Glynis Board

Ohio Valley ReSource Reporter at WVPB (Wheeling, WV)

Glynis Board drills deep for her ReSource stories on energy and the environment. She hails from the Northern Panhandle of West Virginia and is based in Wheeling. Glynis is a West Virginia University graduate who has honed her video and audio storytelling skills at West Virginia Public Broadcasting since 2004. Her work has won the Edward R. Murrow Award and “outstanding reporter” honors from the AP.

West Virginia teachers demonstrate for a pay increase.

Friday’s massive demonstration by Kentucky teachers was just the latest in a series of walkouts, protests and pickets by teachers in four states from West Virginia to Arizona. Glynis Board reports on what the unrest among teachers could mean for schools, for labor, and for upcoming elections.

JOEY ALOI via West Virginia Public Broadcasting

A national campaign that aims to unite disenfranchised populations across the U.S. held events in Kentucky and West Virginia late last week.  Meetings are part of a two-month tour designed to highlight social inequity, and build on a movement begun 50 years ago by Dr. Martin Luther King, Jr.

Nicole Erwin | Ohio Valley ReSource

Gun culture runs deep in much of the Ohio Valley, where hunting is a revered tradition and the majority of state lawmakers in Kentucky, Ohio, and West Virginia boast “A” ratings from the National Rifle Association.

NORTHEAST NATURAL ENERGY

  Dozens of chemicals that can affect the fertility of humans and animals are being found in the air near unconventional oil and gas development, according to a new study.

Nicole Erwin | Ohio Valley ReSource

In the wake of school shootings in Kentucky and Florida, a rash of copycat school threats throughout the Ohio Valley left law enforcement and school officials grappling with how to improve security.

A school counseling expert says it’s useful to look at the potential school shootings that did not happen. His research focuses on how schools have successfully averted shooting incidents.

Ohio Valley Mushroom Farm

  Throughout coal mining country of the Eastern U.S. you will find streams that run a peculiar rusty orange. It’s the result of pollution called acid mine drainage, or AMD. It’s estimated that about 10,000 miles of streams are polluted by AMD in Pennsylvania and West Virginia alone. In fact, researchers have calculated that every second, coal mines throughout the region are pumping out about 3,000 cubic feet of AMD. That’s roughly equal to an average May day’s flow of water in the Monongahela River as it winds through the region.

Erica Peterson, WFPL

In the wake of the hearings the U.S. Environmental Protection Agency hosted in West Virginia last week, the agency has decided to schedule more public hearings about the repeal of the Clean Power Plan - carbon regulations that aimed to limit greenhouse gas emissions. 

Arnold Paul, via Wikimedia Commons

The coal industry cheered the Trump administration’s EPA at recent hearings in West Virginia for the agency’s move to repeal the Clean Power Plan.
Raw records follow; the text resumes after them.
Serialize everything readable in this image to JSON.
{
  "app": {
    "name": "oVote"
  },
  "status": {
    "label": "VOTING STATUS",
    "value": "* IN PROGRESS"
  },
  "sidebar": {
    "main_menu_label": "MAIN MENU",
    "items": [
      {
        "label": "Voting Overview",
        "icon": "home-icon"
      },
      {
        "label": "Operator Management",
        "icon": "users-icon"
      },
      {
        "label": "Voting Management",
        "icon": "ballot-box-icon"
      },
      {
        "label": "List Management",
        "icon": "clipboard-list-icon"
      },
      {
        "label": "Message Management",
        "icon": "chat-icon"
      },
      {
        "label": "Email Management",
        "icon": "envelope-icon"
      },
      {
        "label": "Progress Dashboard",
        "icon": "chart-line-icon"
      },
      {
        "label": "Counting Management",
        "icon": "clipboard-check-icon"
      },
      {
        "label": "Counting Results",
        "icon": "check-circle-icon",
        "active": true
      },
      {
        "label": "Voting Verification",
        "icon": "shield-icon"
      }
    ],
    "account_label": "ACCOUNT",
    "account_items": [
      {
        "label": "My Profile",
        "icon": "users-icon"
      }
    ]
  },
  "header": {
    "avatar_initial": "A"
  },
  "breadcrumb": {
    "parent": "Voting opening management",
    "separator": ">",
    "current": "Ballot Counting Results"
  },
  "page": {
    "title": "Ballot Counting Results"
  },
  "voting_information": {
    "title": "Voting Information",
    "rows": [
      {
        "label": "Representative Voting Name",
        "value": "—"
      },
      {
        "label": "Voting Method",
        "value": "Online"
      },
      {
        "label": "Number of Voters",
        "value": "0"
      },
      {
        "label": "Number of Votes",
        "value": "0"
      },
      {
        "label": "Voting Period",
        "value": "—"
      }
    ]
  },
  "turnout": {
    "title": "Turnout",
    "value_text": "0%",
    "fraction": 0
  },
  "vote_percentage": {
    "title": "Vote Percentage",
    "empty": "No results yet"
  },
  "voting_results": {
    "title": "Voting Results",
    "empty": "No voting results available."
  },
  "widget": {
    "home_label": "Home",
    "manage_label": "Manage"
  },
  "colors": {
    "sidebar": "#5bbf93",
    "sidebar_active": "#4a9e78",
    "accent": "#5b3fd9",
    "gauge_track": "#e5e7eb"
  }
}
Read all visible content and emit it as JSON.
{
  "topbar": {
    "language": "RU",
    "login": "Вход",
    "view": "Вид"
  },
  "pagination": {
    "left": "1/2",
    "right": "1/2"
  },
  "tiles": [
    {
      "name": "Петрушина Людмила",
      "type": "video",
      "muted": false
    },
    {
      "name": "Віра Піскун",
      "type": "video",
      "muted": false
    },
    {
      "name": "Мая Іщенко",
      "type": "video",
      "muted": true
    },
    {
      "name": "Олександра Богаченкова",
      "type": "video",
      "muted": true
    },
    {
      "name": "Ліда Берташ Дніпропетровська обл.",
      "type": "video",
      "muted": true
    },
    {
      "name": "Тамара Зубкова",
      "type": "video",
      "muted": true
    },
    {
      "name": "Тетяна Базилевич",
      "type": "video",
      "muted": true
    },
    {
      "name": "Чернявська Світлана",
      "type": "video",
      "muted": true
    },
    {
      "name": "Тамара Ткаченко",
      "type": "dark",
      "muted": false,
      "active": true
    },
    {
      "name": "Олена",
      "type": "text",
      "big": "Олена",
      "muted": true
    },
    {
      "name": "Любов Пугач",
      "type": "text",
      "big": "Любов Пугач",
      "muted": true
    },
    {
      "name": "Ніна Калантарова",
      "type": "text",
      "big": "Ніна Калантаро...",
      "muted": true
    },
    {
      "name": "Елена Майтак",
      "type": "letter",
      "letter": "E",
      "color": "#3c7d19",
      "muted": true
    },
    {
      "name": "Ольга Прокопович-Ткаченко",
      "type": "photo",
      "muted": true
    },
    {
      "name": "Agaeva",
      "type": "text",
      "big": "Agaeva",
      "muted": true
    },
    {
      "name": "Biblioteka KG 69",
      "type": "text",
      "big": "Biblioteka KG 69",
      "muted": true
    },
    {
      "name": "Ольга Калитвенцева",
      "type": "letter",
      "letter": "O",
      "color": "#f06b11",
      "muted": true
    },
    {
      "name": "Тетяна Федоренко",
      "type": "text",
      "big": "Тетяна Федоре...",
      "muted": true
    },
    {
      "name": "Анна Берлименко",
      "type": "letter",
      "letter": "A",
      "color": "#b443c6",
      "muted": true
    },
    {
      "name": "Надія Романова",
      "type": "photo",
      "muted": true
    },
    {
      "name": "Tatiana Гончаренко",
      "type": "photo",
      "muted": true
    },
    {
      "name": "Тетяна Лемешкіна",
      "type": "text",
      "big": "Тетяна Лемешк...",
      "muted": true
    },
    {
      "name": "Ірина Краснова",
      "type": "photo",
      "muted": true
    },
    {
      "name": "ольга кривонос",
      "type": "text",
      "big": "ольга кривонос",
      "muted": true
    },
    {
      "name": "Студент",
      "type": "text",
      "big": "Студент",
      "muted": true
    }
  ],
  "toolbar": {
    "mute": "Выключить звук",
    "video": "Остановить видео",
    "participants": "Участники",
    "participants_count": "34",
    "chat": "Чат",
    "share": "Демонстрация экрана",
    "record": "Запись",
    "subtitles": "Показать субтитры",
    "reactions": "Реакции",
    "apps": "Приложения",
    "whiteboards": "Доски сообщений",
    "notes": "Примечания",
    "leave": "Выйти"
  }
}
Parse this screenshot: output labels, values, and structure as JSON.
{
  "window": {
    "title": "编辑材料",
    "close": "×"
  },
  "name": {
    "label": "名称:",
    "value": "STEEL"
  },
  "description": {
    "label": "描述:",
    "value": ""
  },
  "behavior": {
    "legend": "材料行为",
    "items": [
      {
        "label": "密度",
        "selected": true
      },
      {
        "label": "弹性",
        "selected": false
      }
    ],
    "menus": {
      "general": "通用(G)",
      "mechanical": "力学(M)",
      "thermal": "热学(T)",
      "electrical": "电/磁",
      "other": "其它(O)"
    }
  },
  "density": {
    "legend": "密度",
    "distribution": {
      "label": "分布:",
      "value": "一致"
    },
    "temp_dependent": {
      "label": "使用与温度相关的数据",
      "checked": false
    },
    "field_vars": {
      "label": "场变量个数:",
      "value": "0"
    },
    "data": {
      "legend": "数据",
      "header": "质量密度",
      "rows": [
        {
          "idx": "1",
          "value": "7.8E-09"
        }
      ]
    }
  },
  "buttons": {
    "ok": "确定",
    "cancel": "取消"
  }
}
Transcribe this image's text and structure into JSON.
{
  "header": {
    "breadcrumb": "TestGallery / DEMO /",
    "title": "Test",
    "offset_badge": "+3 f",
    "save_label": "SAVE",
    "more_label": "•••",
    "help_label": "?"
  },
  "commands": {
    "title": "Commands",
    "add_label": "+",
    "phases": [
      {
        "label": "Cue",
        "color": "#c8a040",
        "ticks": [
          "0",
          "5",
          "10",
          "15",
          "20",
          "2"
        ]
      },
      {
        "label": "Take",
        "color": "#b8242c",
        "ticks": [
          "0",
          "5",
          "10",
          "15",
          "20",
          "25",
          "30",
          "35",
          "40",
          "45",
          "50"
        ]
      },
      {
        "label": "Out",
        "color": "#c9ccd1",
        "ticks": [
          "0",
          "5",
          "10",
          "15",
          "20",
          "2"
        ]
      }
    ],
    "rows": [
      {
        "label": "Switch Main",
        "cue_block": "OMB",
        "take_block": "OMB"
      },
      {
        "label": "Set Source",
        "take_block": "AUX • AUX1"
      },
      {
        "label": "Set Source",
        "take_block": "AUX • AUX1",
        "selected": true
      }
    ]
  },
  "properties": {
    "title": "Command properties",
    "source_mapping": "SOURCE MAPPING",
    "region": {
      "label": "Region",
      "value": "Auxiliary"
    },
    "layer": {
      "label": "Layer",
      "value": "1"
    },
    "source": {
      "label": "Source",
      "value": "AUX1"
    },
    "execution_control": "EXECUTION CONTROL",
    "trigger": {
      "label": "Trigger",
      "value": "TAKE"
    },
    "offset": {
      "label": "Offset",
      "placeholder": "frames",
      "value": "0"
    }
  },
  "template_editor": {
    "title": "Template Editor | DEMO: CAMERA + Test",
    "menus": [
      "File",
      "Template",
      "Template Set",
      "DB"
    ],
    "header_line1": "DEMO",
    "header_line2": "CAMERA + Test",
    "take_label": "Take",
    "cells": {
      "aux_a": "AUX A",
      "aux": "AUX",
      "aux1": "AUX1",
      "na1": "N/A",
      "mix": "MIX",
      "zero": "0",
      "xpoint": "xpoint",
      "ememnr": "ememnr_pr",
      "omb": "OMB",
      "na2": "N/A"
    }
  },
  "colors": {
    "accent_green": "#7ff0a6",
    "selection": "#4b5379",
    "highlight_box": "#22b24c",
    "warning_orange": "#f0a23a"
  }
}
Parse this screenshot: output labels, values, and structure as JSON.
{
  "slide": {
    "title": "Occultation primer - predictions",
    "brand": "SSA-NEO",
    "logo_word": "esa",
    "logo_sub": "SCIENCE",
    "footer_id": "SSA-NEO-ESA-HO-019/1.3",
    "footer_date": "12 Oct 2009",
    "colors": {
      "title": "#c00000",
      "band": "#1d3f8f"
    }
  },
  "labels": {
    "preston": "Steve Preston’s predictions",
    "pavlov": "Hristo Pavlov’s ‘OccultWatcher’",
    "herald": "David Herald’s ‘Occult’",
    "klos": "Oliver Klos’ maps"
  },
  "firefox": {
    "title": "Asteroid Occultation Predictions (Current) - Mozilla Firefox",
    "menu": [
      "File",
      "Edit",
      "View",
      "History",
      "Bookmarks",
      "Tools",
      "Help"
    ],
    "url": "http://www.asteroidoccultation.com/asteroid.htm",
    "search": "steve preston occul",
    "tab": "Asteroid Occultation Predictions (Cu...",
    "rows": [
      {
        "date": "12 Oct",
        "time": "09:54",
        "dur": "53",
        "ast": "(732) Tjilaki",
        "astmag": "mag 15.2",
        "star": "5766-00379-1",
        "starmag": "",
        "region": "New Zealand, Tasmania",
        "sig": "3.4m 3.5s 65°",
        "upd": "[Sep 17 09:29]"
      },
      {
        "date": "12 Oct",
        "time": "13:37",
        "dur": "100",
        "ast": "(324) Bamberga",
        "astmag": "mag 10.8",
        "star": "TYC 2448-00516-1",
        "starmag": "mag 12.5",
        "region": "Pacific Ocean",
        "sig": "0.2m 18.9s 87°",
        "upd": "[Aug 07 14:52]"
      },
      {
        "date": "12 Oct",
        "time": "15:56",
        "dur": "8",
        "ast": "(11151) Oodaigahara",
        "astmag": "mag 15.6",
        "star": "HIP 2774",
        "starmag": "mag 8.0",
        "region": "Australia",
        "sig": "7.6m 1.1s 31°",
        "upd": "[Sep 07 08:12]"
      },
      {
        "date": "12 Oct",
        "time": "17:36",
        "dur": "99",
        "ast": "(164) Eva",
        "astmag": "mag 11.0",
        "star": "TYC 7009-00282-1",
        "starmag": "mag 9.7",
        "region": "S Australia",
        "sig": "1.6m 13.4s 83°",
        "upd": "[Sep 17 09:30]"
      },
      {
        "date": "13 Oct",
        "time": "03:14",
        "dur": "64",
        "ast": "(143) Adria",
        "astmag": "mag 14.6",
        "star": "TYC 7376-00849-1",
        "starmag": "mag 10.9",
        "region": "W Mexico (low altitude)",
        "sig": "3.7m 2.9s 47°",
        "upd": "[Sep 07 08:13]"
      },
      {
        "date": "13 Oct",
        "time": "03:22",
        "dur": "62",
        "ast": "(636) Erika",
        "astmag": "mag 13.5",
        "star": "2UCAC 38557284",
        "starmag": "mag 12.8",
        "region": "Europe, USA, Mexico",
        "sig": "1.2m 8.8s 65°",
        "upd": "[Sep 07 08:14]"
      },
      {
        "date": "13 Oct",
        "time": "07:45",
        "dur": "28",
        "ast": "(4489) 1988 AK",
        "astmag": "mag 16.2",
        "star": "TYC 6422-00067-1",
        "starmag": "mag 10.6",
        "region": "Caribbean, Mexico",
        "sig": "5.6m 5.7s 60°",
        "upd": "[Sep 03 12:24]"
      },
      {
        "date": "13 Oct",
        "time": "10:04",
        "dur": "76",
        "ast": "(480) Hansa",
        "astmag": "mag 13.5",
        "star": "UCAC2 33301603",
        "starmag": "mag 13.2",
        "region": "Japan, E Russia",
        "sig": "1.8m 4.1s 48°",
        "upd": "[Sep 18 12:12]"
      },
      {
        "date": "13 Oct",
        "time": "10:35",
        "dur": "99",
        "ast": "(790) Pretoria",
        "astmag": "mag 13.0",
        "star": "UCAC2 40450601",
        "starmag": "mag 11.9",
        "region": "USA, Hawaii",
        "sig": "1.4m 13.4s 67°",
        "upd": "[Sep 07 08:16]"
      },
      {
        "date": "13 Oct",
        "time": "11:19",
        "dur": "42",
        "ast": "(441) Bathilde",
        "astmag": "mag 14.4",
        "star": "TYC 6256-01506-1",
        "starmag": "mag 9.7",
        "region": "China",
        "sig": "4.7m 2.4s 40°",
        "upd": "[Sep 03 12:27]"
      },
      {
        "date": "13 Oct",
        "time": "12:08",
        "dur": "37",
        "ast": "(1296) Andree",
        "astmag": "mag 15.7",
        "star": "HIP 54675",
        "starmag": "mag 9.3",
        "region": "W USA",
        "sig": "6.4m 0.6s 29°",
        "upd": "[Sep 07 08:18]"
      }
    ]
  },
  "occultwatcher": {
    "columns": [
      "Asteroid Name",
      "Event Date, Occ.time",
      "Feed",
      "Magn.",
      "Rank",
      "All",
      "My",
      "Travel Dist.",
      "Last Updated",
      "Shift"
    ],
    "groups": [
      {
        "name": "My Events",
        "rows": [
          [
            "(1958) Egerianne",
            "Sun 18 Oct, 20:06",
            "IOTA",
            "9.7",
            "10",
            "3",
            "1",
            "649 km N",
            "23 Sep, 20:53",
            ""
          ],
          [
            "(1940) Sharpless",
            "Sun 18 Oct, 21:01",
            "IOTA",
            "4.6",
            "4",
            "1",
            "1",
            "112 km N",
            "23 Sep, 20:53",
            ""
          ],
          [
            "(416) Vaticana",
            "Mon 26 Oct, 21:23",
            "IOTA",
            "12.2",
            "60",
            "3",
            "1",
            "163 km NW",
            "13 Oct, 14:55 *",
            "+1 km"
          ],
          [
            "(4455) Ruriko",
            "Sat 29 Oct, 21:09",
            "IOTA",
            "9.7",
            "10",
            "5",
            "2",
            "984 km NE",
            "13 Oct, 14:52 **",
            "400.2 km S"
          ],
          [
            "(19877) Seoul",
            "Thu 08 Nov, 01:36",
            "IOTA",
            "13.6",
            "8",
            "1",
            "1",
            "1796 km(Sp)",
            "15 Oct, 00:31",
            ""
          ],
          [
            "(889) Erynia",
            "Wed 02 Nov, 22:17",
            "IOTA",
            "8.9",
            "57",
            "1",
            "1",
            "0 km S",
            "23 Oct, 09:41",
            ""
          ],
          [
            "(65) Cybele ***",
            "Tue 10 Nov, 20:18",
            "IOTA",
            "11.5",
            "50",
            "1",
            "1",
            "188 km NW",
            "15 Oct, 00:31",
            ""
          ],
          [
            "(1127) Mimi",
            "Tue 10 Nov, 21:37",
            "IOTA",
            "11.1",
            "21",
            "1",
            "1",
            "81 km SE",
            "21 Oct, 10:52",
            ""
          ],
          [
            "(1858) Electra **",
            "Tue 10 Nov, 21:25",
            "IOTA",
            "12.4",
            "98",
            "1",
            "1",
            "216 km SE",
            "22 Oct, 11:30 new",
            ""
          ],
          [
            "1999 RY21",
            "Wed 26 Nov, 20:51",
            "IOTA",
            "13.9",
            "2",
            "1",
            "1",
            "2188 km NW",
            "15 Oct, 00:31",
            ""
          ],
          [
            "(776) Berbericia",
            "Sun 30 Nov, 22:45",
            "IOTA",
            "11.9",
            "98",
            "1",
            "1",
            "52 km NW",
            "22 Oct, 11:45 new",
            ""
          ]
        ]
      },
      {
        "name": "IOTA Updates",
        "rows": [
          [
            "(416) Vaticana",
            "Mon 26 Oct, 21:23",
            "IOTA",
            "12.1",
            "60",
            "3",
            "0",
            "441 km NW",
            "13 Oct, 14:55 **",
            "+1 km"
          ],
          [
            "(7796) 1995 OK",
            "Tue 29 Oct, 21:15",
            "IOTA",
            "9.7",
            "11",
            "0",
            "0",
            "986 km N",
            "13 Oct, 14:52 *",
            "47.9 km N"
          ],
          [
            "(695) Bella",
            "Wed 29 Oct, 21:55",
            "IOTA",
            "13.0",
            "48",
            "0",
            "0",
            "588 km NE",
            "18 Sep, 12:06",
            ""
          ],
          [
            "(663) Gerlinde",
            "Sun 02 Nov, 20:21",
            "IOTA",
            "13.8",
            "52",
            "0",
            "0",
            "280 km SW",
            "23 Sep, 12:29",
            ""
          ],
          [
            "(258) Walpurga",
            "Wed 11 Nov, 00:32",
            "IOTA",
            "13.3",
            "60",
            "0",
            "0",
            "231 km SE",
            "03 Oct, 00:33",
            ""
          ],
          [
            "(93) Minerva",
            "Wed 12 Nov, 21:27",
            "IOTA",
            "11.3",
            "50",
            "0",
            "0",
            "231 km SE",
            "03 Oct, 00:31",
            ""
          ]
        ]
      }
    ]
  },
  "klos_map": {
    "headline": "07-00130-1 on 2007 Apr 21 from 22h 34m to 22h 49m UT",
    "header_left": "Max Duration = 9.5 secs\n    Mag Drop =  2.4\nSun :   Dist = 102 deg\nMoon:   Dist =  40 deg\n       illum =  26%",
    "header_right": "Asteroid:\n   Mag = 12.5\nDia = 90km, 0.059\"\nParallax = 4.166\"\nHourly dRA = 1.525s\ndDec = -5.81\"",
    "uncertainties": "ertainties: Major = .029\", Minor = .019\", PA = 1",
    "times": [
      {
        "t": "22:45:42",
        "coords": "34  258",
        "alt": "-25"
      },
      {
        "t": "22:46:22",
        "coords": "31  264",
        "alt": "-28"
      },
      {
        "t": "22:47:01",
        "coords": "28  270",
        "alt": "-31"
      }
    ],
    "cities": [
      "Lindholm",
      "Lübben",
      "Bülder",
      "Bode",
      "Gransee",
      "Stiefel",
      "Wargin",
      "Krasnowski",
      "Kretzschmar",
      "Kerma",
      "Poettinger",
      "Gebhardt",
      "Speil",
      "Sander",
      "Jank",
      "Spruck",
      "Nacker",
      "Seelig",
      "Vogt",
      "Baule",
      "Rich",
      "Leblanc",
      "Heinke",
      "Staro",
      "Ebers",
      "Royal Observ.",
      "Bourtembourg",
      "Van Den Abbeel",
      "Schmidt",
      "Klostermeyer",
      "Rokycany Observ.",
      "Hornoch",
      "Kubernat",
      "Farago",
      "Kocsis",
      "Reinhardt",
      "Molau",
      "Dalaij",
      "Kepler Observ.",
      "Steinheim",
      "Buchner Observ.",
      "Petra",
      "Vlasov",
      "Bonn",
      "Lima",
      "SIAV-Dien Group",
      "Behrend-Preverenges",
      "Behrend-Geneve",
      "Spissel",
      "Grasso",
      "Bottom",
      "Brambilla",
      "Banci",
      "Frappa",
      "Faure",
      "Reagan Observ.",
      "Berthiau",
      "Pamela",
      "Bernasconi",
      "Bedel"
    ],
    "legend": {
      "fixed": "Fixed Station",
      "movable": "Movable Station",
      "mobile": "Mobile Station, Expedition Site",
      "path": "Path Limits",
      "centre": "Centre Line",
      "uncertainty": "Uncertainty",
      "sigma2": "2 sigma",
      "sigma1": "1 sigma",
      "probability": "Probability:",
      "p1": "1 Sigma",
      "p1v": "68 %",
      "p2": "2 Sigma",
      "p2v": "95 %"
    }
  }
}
The Obama-era rule would have reduced greenhouse gas emissions from power plants. 

Glynis Board | Ohio Valley ReSource

Last month the Trump administration’s Environmental Protection Agency Administrator Scott Pruitt chose an eastern Kentucky mining town as the venue to announce his intent to repeal the Clean Power Plan, an Obama-era rule that sought to limit greenhouse gas emissions. On Tuesday the agency returned to coal country to conduct its only public hearing on the matter in Charleston, West Virginia. 

Kenn W. Kiser, morgueFile.com

Several lawmakers from the Ohio Valley region have joined a bipartisan push to fund what’s called carbon capture and storage. That technology can strip CO2 from power plant emissions. But it is also extremely expensive. Glynis Board of the Ohio Valley ReSource reports that the mounting urgency to address climate change has caused some who were skeptical of the technology to take a fresh look.

Pages